■ REQUIRED WORK:
Determine the number of lines below that contain the string "Output", and state only that number.

[Website and app data records]
------------------------------------------------------------------------

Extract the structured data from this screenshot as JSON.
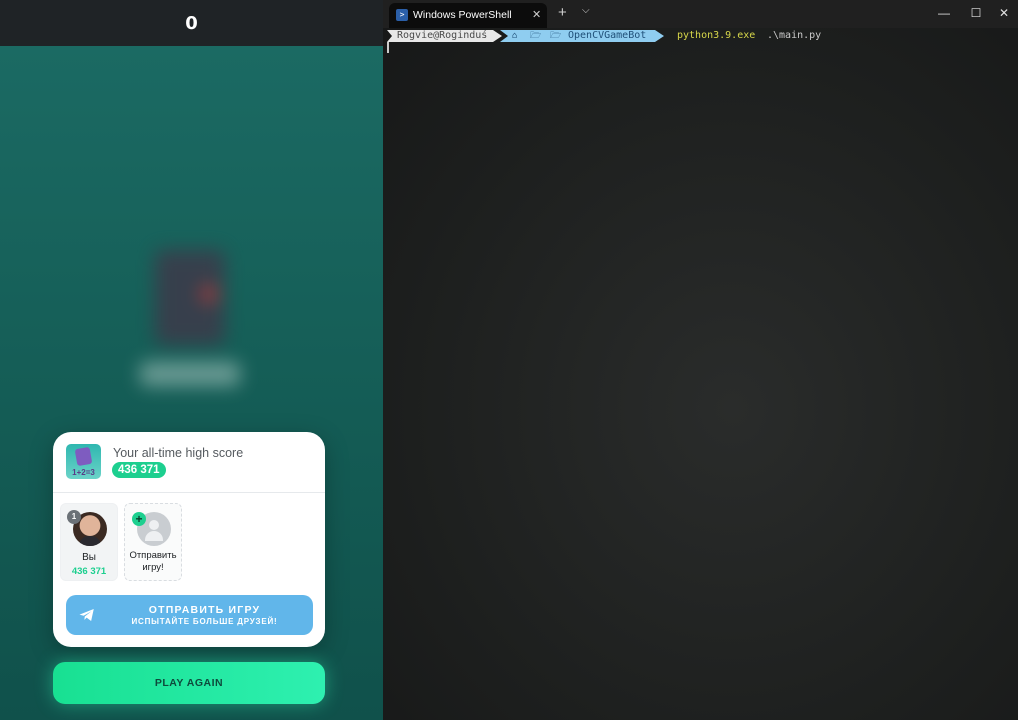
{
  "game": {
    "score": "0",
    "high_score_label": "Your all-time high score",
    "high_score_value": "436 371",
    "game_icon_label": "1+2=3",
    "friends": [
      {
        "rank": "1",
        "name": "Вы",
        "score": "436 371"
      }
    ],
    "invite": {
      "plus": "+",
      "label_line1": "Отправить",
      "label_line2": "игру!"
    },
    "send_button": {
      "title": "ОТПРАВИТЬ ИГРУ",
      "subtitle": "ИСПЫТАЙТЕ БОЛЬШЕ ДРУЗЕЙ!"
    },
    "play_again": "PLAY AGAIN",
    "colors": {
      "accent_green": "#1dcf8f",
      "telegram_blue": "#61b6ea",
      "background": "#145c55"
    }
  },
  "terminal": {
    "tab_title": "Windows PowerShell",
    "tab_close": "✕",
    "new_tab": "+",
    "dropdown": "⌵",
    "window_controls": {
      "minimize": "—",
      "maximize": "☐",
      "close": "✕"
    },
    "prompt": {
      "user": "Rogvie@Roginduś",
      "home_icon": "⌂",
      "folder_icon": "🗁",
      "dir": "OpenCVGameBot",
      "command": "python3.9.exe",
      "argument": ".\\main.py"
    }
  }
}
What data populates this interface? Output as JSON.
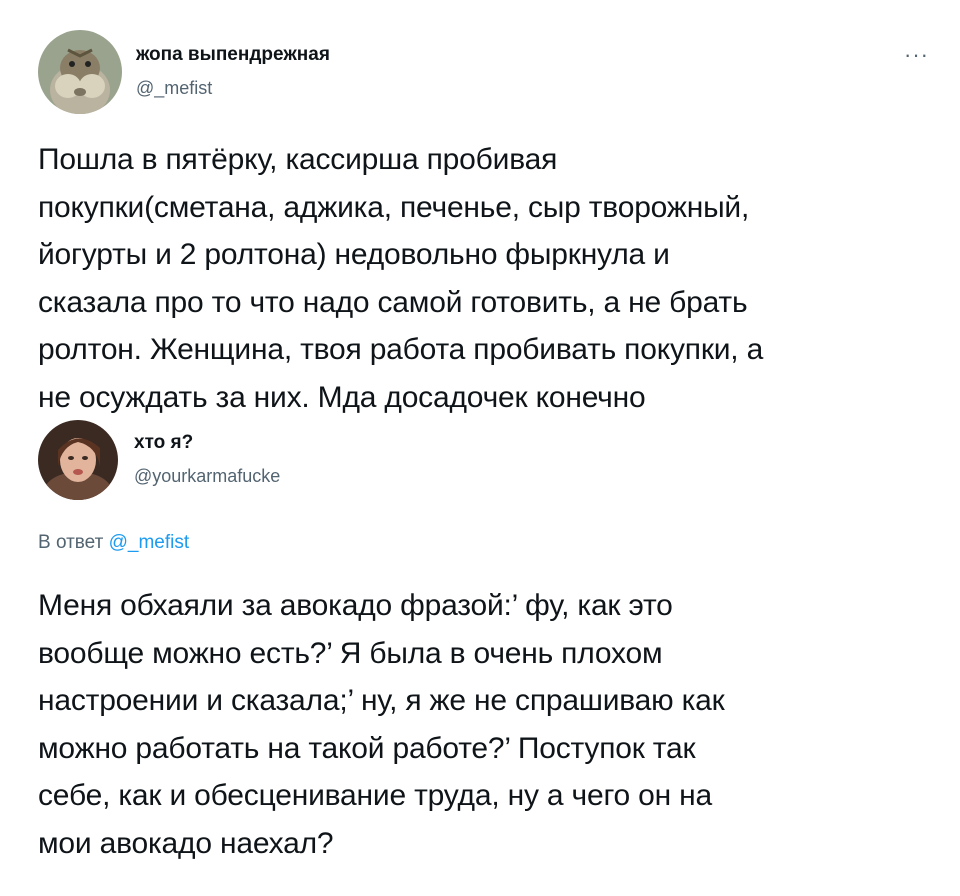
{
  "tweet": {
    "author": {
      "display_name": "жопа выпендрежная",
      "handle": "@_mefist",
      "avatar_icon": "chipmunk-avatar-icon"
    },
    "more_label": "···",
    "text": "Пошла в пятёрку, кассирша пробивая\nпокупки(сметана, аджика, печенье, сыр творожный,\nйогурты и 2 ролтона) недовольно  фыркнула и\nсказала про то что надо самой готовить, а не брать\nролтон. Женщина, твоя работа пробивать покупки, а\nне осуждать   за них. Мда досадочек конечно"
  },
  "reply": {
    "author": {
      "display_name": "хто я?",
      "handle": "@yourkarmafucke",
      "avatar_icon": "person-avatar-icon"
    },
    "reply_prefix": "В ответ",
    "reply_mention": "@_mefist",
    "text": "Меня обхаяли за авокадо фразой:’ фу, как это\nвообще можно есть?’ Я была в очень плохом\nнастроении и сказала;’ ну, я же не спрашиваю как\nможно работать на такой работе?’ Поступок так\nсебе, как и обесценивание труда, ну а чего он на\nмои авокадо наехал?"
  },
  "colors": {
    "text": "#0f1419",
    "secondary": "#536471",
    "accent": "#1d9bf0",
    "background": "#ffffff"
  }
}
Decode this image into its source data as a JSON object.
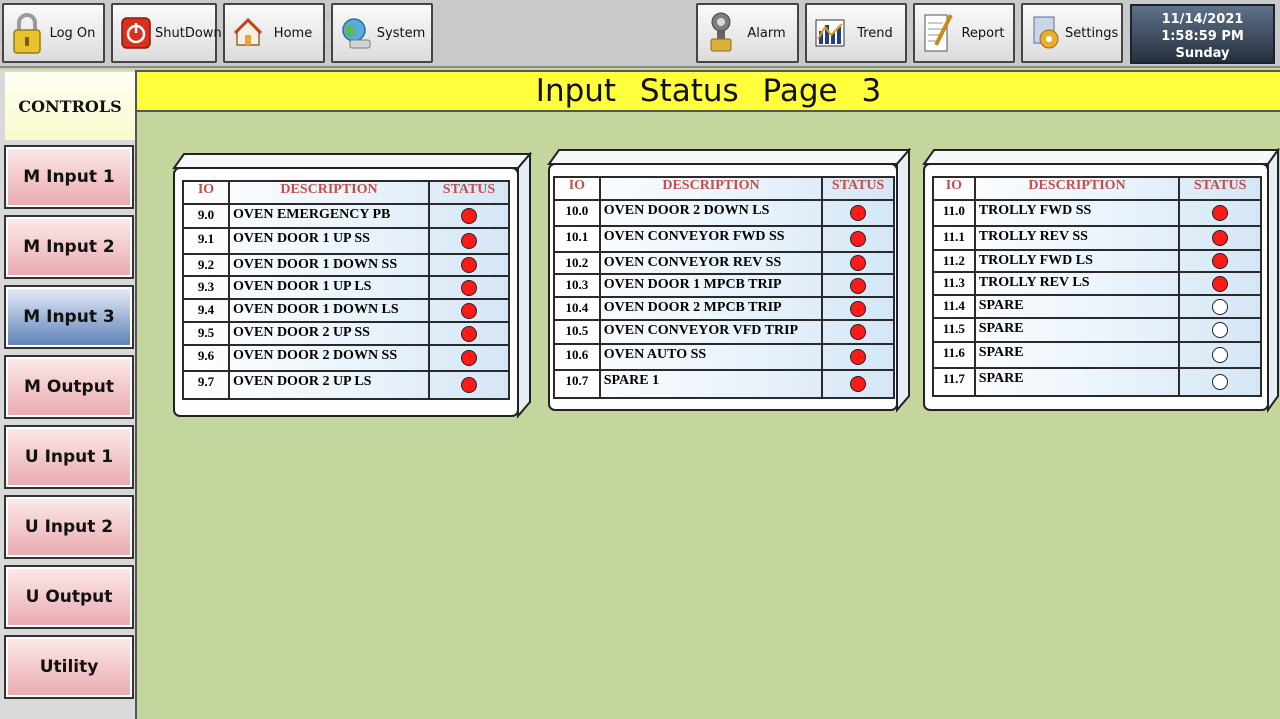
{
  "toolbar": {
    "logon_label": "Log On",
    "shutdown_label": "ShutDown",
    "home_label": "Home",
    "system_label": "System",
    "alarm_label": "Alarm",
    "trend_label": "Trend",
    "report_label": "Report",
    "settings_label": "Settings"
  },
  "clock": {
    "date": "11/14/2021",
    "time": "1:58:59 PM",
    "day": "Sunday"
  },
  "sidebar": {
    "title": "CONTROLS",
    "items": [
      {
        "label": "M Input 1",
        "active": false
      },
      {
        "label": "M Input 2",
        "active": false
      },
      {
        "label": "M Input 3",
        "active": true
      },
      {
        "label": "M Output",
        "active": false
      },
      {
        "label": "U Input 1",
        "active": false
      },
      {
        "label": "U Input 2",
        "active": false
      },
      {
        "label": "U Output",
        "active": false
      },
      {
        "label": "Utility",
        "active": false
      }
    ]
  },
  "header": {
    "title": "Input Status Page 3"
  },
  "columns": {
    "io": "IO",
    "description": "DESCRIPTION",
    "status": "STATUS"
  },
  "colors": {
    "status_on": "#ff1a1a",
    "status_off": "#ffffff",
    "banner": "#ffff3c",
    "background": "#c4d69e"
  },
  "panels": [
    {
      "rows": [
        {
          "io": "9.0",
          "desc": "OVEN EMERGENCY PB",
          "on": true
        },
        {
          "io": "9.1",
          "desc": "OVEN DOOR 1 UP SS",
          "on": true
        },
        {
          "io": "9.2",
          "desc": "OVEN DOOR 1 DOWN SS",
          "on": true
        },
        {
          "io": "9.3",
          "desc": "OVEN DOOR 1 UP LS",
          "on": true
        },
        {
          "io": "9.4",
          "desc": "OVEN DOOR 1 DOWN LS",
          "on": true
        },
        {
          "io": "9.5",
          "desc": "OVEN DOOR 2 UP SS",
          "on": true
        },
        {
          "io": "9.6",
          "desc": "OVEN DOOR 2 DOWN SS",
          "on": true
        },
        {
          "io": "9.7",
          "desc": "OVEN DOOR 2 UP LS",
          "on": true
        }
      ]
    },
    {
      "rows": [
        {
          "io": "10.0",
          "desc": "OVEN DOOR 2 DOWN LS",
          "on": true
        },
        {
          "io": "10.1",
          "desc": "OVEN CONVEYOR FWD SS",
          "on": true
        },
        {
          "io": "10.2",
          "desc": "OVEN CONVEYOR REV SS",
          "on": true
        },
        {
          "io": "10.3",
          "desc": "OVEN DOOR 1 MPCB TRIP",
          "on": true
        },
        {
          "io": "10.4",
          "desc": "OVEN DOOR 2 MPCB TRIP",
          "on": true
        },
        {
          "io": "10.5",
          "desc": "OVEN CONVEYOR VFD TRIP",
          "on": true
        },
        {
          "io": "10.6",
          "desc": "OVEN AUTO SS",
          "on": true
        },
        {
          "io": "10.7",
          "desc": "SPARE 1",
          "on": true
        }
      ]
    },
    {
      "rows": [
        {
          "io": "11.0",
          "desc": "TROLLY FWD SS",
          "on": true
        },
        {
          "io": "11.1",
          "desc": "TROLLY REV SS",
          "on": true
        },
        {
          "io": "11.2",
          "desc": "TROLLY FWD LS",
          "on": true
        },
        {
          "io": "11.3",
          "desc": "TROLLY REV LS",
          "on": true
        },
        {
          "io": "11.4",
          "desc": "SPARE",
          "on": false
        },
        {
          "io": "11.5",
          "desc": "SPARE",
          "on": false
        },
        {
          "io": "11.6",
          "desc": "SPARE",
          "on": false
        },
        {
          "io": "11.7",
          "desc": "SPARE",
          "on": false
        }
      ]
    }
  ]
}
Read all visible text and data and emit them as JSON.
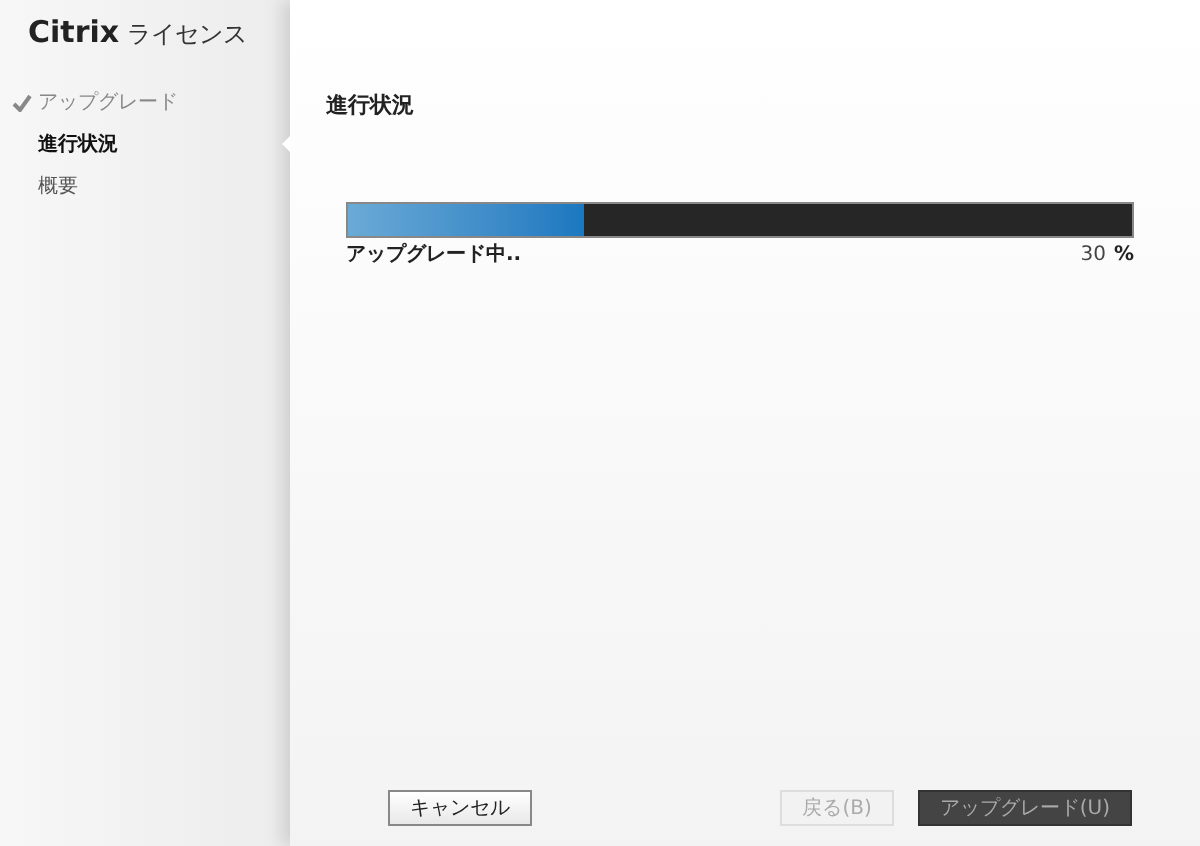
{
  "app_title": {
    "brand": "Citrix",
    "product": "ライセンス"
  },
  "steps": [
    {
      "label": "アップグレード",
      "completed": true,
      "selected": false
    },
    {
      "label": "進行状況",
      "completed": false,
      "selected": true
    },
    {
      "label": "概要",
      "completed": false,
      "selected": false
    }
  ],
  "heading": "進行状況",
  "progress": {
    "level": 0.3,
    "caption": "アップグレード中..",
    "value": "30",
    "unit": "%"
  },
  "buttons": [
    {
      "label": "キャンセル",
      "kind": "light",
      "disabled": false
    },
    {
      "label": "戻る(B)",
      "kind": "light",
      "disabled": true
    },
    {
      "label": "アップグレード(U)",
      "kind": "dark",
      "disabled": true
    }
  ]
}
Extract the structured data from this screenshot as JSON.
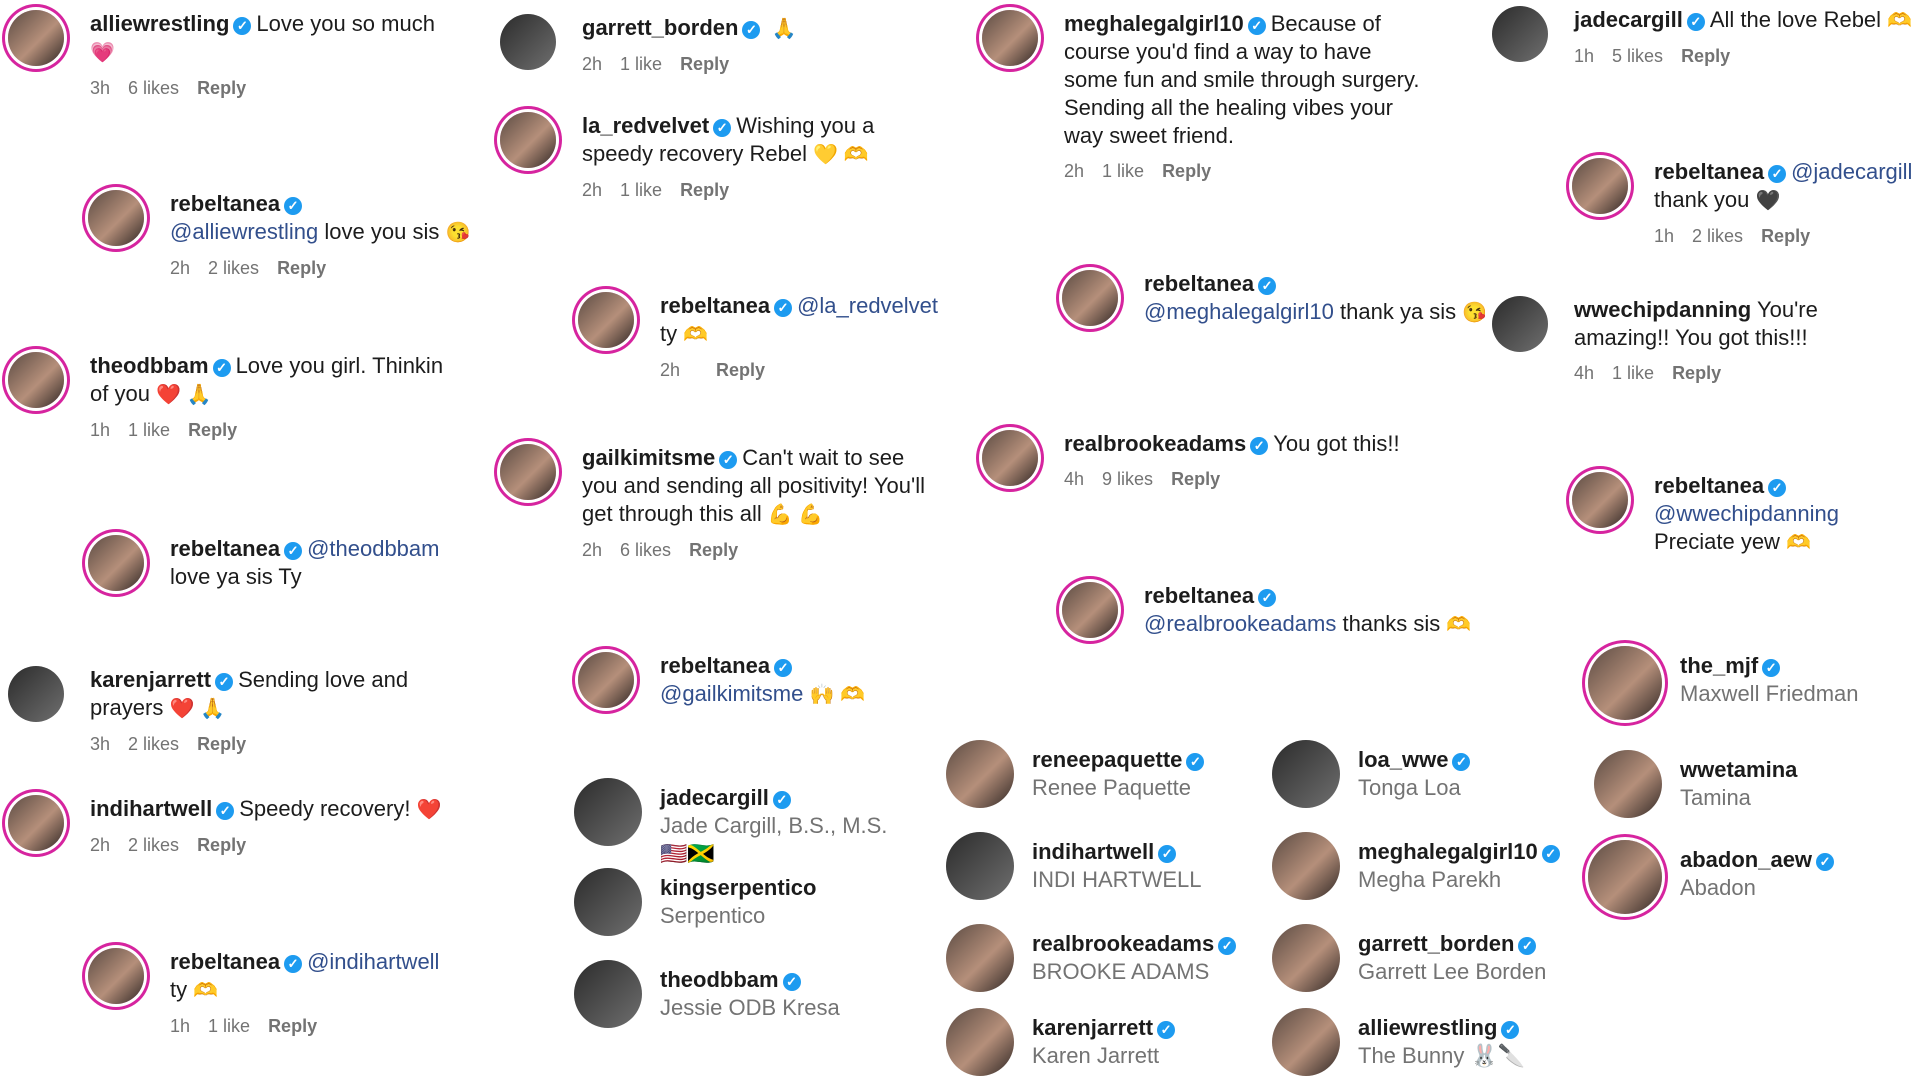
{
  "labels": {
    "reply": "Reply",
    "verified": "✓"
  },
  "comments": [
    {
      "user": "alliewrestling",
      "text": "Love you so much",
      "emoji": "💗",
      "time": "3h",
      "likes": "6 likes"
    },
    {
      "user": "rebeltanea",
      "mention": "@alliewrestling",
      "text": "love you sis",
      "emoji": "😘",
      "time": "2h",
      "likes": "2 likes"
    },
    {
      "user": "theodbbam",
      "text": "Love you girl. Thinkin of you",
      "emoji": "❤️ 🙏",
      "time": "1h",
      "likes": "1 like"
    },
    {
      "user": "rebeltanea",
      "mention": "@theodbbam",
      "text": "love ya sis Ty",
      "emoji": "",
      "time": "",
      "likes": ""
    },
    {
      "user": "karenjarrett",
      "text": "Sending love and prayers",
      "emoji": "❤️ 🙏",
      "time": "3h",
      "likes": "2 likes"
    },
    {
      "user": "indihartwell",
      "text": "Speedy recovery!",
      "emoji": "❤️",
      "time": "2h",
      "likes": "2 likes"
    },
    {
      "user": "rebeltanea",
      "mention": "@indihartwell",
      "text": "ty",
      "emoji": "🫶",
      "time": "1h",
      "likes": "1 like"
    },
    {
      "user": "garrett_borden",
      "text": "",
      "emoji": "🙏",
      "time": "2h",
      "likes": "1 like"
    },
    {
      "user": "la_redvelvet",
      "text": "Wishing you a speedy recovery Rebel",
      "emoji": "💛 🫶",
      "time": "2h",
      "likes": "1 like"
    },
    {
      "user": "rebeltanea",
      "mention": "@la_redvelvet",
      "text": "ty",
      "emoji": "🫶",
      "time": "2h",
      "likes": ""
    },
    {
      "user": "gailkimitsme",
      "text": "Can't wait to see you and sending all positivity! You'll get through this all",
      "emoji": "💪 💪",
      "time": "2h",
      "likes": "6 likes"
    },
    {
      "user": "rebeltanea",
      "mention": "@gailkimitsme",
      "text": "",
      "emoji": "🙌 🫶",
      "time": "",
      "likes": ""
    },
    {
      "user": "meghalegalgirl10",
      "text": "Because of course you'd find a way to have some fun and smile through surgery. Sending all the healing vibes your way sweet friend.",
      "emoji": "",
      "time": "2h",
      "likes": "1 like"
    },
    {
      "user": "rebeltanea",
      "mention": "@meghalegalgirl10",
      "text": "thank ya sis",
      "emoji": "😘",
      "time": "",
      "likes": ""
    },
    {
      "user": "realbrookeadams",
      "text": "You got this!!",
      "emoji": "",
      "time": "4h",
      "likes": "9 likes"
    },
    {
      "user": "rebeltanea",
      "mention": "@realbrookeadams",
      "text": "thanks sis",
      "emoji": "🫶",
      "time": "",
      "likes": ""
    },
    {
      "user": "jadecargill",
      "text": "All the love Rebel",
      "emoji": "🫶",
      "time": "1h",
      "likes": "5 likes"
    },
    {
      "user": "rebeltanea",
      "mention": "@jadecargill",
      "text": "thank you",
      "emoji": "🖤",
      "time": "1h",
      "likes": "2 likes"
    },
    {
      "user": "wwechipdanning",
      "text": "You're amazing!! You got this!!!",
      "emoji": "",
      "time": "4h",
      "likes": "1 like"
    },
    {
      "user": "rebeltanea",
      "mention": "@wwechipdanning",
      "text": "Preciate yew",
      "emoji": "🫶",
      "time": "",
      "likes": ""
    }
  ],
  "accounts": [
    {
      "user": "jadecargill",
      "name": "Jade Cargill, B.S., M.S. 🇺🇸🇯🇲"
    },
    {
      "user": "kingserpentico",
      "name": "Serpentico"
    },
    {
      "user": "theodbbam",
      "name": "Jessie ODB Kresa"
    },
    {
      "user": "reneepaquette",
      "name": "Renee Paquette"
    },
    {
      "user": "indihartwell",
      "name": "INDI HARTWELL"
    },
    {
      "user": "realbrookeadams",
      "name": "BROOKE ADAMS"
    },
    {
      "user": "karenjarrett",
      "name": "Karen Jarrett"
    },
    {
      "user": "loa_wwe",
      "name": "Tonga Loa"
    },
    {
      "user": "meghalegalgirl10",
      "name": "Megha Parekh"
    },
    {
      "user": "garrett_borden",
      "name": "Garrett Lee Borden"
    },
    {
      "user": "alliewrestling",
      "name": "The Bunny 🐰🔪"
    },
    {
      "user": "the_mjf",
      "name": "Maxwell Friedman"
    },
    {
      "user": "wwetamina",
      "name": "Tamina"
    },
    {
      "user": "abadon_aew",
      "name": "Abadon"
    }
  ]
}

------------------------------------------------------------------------

■ FINISHED EXERCISE:
3